The minister responsible for liquefied natural gas in B.C. says a final investment decision on the proposed Pacific Northwest LNG facility in Prince Rupert could happen this spring.
Rich Coleman says the project is in the public feedback stage.
“The public have 30 days to comment. Then it has to then go to either the minister who makes a decision or it goes to federal cabinet for a decision, which would probably be somewhere around the end of March, which lines up with everyone’s timeline.”
A Canadian Environmental Assessment Agency report found the project didn’t pose a danger to salmon.
But the report also found the facility would have significant adverse effects on harbour porpoises and in producing greenhouse gas emissions.
Coleman says this is not bad news.
“When I had the conversations about greenhouse gas emmissions with the federal government on the upstream, it is new that they are bringing this to the table, all I asked them was to please measure us according to what everyone else is at and you will find out that we are already lower than everybody else that does this in North America.”
Coleman says LNG facilities will be hooked up to the power grid to lower emissions in order to become the cleanest LNG industry in the world.
Coleman was asked about critics who aren’t buying into the clean LNG line.
“There is no shortage of experts and people that people who criticize what we are trying to do. We just keep proving them wrong and we will continue to do that. You can’t have growth and jobs and opportunities within any jurisdiction without some GHG impacts. You have to do it environmentally sound. You have to set your standards and beat world standards so plants in British Columbia will be significantly lower than any LNG plant in the world.”
This comes as Shell has delayed a final investment decision in its LNG Canada proposal until the end of the year.

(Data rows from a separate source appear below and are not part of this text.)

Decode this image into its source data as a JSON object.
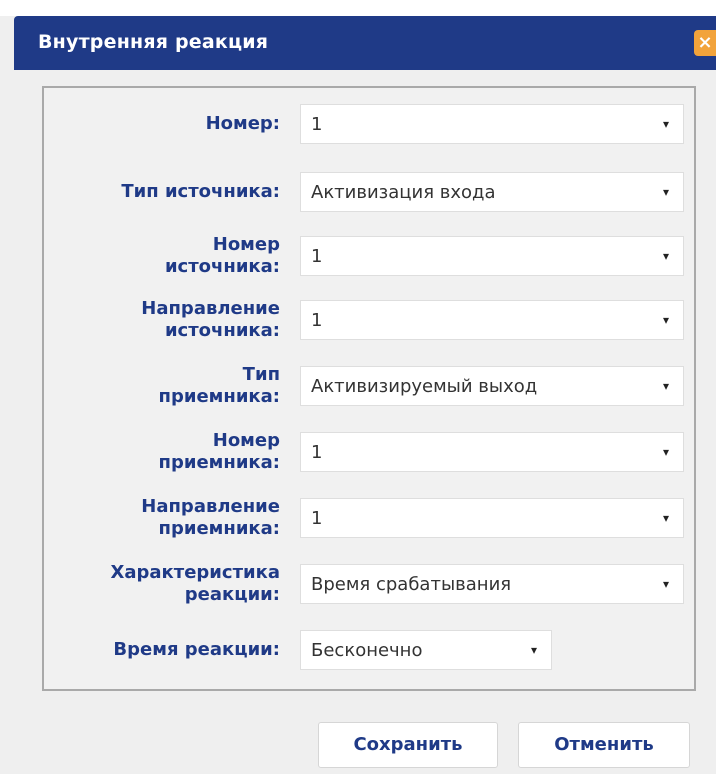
{
  "dialog": {
    "title": "Внутренняя реакция",
    "close_label": "×"
  },
  "form": {
    "rows": [
      {
        "label": "Номер:",
        "value": "1"
      },
      {
        "label": "Тип источника:",
        "value": "Активизация входа"
      },
      {
        "label": "Номер\nисточника:",
        "value": "1"
      },
      {
        "label": "Направление\nисточника:",
        "value": "1"
      },
      {
        "label": "Тип\nприемника:",
        "value": "Активизируемый выход"
      },
      {
        "label": "Номер\nприемника:",
        "value": "1"
      },
      {
        "label": "Направление\nприемника:",
        "value": "1"
      },
      {
        "label": "Характеристика\nреакции:",
        "value": "Время срабатывания"
      },
      {
        "label": "Время реакции:",
        "value": "Бесконечно"
      }
    ],
    "arrow_glyph": "▾"
  },
  "buttons": {
    "save": "Сохранить",
    "cancel": "Отменить"
  },
  "colors": {
    "title_bar": "#1f3a87",
    "label_text": "#1f3a87",
    "close_button": "#f2a33b"
  }
}
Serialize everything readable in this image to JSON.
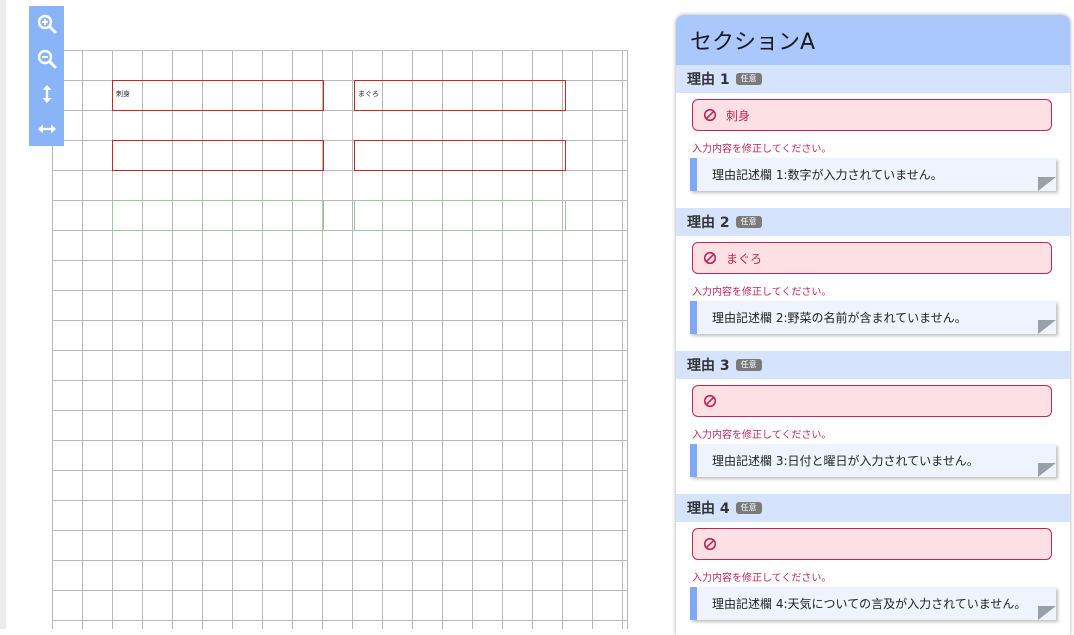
{
  "toolbar": {
    "buttons": [
      {
        "icon": "zoom-in-icon"
      },
      {
        "icon": "zoom-out-icon"
      },
      {
        "icon": "fit-height-icon"
      },
      {
        "icon": "fit-width-icon"
      }
    ]
  },
  "canvas": {
    "fields": [
      {
        "text": "刺身",
        "state": "error"
      },
      {
        "text": "まぐろ",
        "state": "error"
      },
      {
        "text": "",
        "state": "error"
      },
      {
        "text": "",
        "state": "error"
      },
      {
        "text": "",
        "state": "ok"
      },
      {
        "text": "",
        "state": "ok"
      }
    ]
  },
  "panel": {
    "title": "セクションA",
    "reasons": [
      {
        "title": "理由 1",
        "badge": "任意",
        "value": "刺身",
        "error": "入力内容を修正してください。",
        "note": "理由記述欄 1:数字が入力されていません。"
      },
      {
        "title": "理由 2",
        "badge": "任意",
        "value": "まぐろ",
        "error": "入力内容を修正してください。",
        "note": "理由記述欄 2:野菜の名前が含まれていません。"
      },
      {
        "title": "理由 3",
        "badge": "任意",
        "value": "",
        "error": "入力内容を修正してください。",
        "note": "理由記述欄 3:日付と曜日が入力されていません。"
      },
      {
        "title": "理由 4",
        "badge": "任意",
        "value": "",
        "error": "入力内容を修正してください。",
        "note": "理由記述欄 4:天気についての言及が入力されていません。"
      }
    ]
  },
  "colors": {
    "accent": "#8ab4f8",
    "header": "#aac8fc",
    "error": "#c0265a"
  }
}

Economic conditions including tanking oil prices are sideswiping big energy companies and driving down the price of natural gas.
The spot price of LNG in Asian markets is less than a quarter of what it was a few years ago even as global LNG production climbs with countries like the USA entering the market even as B.C. still sits on the launching pad.